“I believe in the law. I live here and I couldn’t be prouder,” said Chris Cornell, 57, one of the residents waiting outside quietly while a screaming match ensued nearby.
Rev. Melinda Dodge, of Los Altos United Methodist Church in neighboring Long Beach, said the proposal goes against everything the community believes in and values.
One woman hailed the council members as “pioneers” and urged them to pass the ordinance. Two young children pleaded they vote against it. Others protested the proposal and said it doesn’t represent the values of the community. Some, including a representative from the ACLU, warned the council that if approved, the new local law would lead to a lawsuit.
“If you could build a big, beautiful wall along the 605 (Freeway,) even though that would inconvenience me tremendously, I would give you a thumbs up,” Long Beach resident Janet Wess told the council.
Samantha Reed, 19, a UC Irvine freshman who graduated from Los Alamitos High, told the council that she won’t forget election-time if members vote for the proposed ordinance.
“You do not represent me by passing this ordinance,” Reed said.
One long-time resident, Javier Mejia, choked up as he described that he’s proud of his Mexican heritage but is “100 percent American.” He urged the council to vote for the proposed ordinance.
According to video taken at the event, one of the speakers who spoke in opposition to the ordinance compared ICE agents to Nazis when she argued that: “As I read about ICE rounding up the suspected illegal immigrants with common surnames, many are law-abiding citizens, and it reminds me of Nazi Germany.”
Another speaker who addressed the council in support of the ordinance made the more cogent argument that: “We have the law of the land, and that constitution says that the federal government is in charge of immigration law, not the state of California.”
A self-identified legal immigrant also spoke in favor of Kusumoto’s proposal:
“And I’m hoping and praying that this is the first city, and I’m hoping and praying that other cities will wake up and put the American people first. We need to put the American agenda first. It has nothing to do with color. I’m brown. I’m from El Salvador. It has nothing to do with immigration — it has to do with legal and illegal.”

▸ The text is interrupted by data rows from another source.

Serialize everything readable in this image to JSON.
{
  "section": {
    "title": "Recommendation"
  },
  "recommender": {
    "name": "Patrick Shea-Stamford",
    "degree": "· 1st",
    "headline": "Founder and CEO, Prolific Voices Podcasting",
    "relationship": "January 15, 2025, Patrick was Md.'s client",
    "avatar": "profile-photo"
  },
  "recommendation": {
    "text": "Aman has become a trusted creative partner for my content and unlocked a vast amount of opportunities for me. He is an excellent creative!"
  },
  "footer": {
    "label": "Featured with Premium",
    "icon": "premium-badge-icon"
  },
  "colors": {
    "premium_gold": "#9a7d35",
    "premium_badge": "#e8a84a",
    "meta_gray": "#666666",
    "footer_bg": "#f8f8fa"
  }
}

Ultimately, the council voted 4-1 in support of the ordinance and amended it to include a directive to the Los Alamitos city attorney to write an amicus brief supporting Attorney General Jeff Sessions’s federal lawsuit against California for its sanctuary state policies.

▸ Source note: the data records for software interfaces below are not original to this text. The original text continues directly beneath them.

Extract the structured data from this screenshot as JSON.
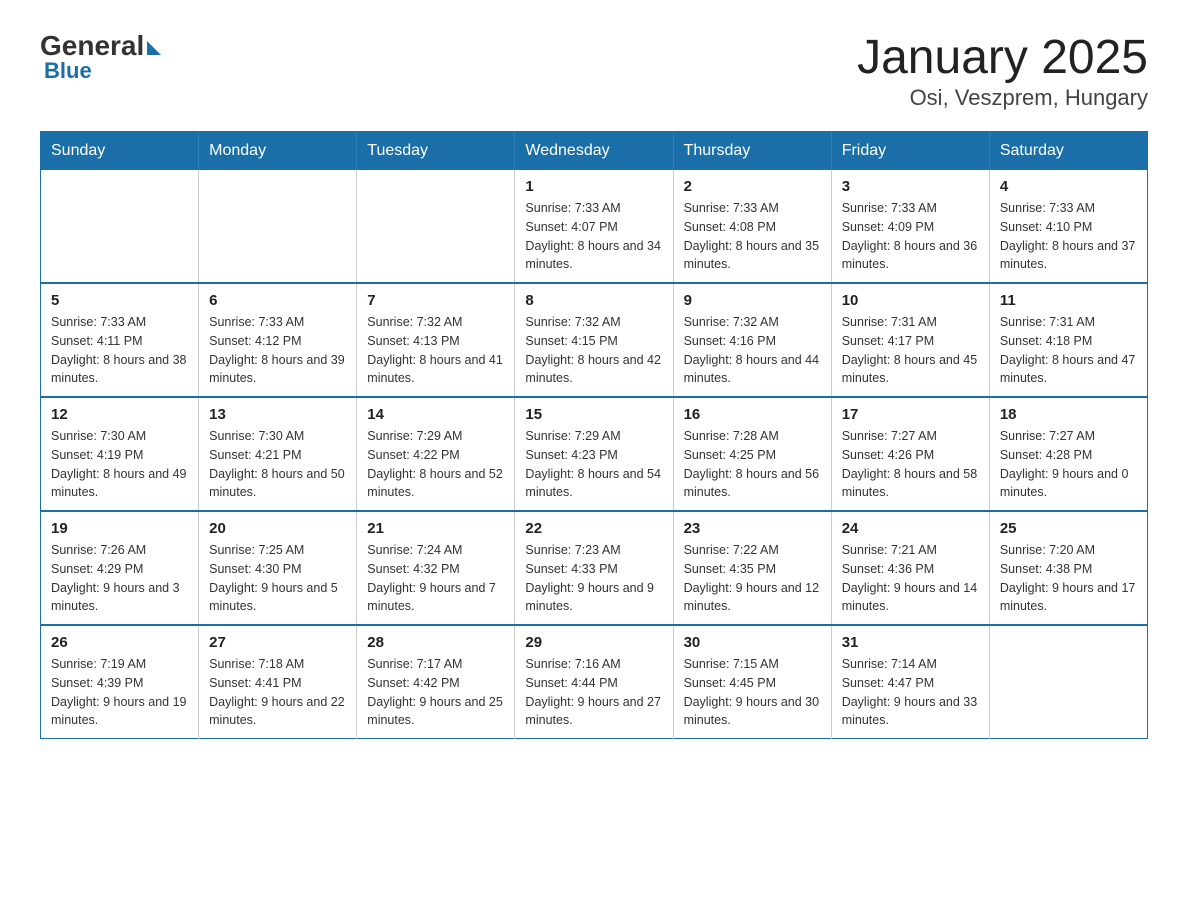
{
  "logo": {
    "general": "General",
    "blue": "Blue"
  },
  "title": "January 2025",
  "subtitle": "Osi, Veszprem, Hungary",
  "days_of_week": [
    "Sunday",
    "Monday",
    "Tuesday",
    "Wednesday",
    "Thursday",
    "Friday",
    "Saturday"
  ],
  "weeks": [
    [
      {
        "day": "",
        "info": ""
      },
      {
        "day": "",
        "info": ""
      },
      {
        "day": "",
        "info": ""
      },
      {
        "day": "1",
        "info": "Sunrise: 7:33 AM\nSunset: 4:07 PM\nDaylight: 8 hours\nand 34 minutes."
      },
      {
        "day": "2",
        "info": "Sunrise: 7:33 AM\nSunset: 4:08 PM\nDaylight: 8 hours\nand 35 minutes."
      },
      {
        "day": "3",
        "info": "Sunrise: 7:33 AM\nSunset: 4:09 PM\nDaylight: 8 hours\nand 36 minutes."
      },
      {
        "day": "4",
        "info": "Sunrise: 7:33 AM\nSunset: 4:10 PM\nDaylight: 8 hours\nand 37 minutes."
      }
    ],
    [
      {
        "day": "5",
        "info": "Sunrise: 7:33 AM\nSunset: 4:11 PM\nDaylight: 8 hours\nand 38 minutes."
      },
      {
        "day": "6",
        "info": "Sunrise: 7:33 AM\nSunset: 4:12 PM\nDaylight: 8 hours\nand 39 minutes."
      },
      {
        "day": "7",
        "info": "Sunrise: 7:32 AM\nSunset: 4:13 PM\nDaylight: 8 hours\nand 41 minutes."
      },
      {
        "day": "8",
        "info": "Sunrise: 7:32 AM\nSunset: 4:15 PM\nDaylight: 8 hours\nand 42 minutes."
      },
      {
        "day": "9",
        "info": "Sunrise: 7:32 AM\nSunset: 4:16 PM\nDaylight: 8 hours\nand 44 minutes."
      },
      {
        "day": "10",
        "info": "Sunrise: 7:31 AM\nSunset: 4:17 PM\nDaylight: 8 hours\nand 45 minutes."
      },
      {
        "day": "11",
        "info": "Sunrise: 7:31 AM\nSunset: 4:18 PM\nDaylight: 8 hours\nand 47 minutes."
      }
    ],
    [
      {
        "day": "12",
        "info": "Sunrise: 7:30 AM\nSunset: 4:19 PM\nDaylight: 8 hours\nand 49 minutes."
      },
      {
        "day": "13",
        "info": "Sunrise: 7:30 AM\nSunset: 4:21 PM\nDaylight: 8 hours\nand 50 minutes."
      },
      {
        "day": "14",
        "info": "Sunrise: 7:29 AM\nSunset: 4:22 PM\nDaylight: 8 hours\nand 52 minutes."
      },
      {
        "day": "15",
        "info": "Sunrise: 7:29 AM\nSunset: 4:23 PM\nDaylight: 8 hours\nand 54 minutes."
      },
      {
        "day": "16",
        "info": "Sunrise: 7:28 AM\nSunset: 4:25 PM\nDaylight: 8 hours\nand 56 minutes."
      },
      {
        "day": "17",
        "info": "Sunrise: 7:27 AM\nSunset: 4:26 PM\nDaylight: 8 hours\nand 58 minutes."
      },
      {
        "day": "18",
        "info": "Sunrise: 7:27 AM\nSunset: 4:28 PM\nDaylight: 9 hours\nand 0 minutes."
      }
    ],
    [
      {
        "day": "19",
        "info": "Sunrise: 7:26 AM\nSunset: 4:29 PM\nDaylight: 9 hours\nand 3 minutes."
      },
      {
        "day": "20",
        "info": "Sunrise: 7:25 AM\nSunset: 4:30 PM\nDaylight: 9 hours\nand 5 minutes."
      },
      {
        "day": "21",
        "info": "Sunrise: 7:24 AM\nSunset: 4:32 PM\nDaylight: 9 hours\nand 7 minutes."
      },
      {
        "day": "22",
        "info": "Sunrise: 7:23 AM\nSunset: 4:33 PM\nDaylight: 9 hours\nand 9 minutes."
      },
      {
        "day": "23",
        "info": "Sunrise: 7:22 AM\nSunset: 4:35 PM\nDaylight: 9 hours\nand 12 minutes."
      },
      {
        "day": "24",
        "info": "Sunrise: 7:21 AM\nSunset: 4:36 PM\nDaylight: 9 hours\nand 14 minutes."
      },
      {
        "day": "25",
        "info": "Sunrise: 7:20 AM\nSunset: 4:38 PM\nDaylight: 9 hours\nand 17 minutes."
      }
    ],
    [
      {
        "day": "26",
        "info": "Sunrise: 7:19 AM\nSunset: 4:39 PM\nDaylight: 9 hours\nand 19 minutes."
      },
      {
        "day": "27",
        "info": "Sunrise: 7:18 AM\nSunset: 4:41 PM\nDaylight: 9 hours\nand 22 minutes."
      },
      {
        "day": "28",
        "info": "Sunrise: 7:17 AM\nSunset: 4:42 PM\nDaylight: 9 hours\nand 25 minutes."
      },
      {
        "day": "29",
        "info": "Sunrise: 7:16 AM\nSunset: 4:44 PM\nDaylight: 9 hours\nand 27 minutes."
      },
      {
        "day": "30",
        "info": "Sunrise: 7:15 AM\nSunset: 4:45 PM\nDaylight: 9 hours\nand 30 minutes."
      },
      {
        "day": "31",
        "info": "Sunrise: 7:14 AM\nSunset: 4:47 PM\nDaylight: 9 hours\nand 33 minutes."
      },
      {
        "day": "",
        "info": ""
      }
    ]
  ]
}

Councilman Mark Chirco, who was the sole dissenting voice in Monday’s vote, took to his official Facebook account afterwards to express his fear that the State of California will now target the small city for a legal challenge:
“When I joined the city council, I vowed that every single vote I would make would be to protect and further the interests of the citizens and businesses of Los Alamitos. I often have disagreements with the laws that are passed in Sacramento. However, after carefully weighing both sides of a very complicated and emotional issue, I could not see how the ordinance proposed tonight would benefit our city. Rather, the ordinance will place our city in danger of a costly and uphill battle with the State of California. For these reasons, I cast the lone vote against the ordinance. I believe our small city is not the appropriate venue nor does it have the resources to fight this battle.”
Although Chirco did not mention them by name, he is also likely worried about the ACLU’s threat to take legal action against the city.
The council will have to vote again on April 16th to formally adopt the ordinance into law.
In the meantime, pro-illegal alien activist groups like the ACLU have already called on their supporters to increase pressure on city authorities to back down:
CORRECTION: While the ordinance was approvingly introduced, it will not be officially voted on until April 16.— ACLU SoCal (@ACLU_SoCal) March 20, 2018
Keep the pressure up & urge the Los Alamitos City Council to do the right thing. Call, email, attend meetings, rally — your activism is need now more than ever. https://t.co/IQIafCWpwU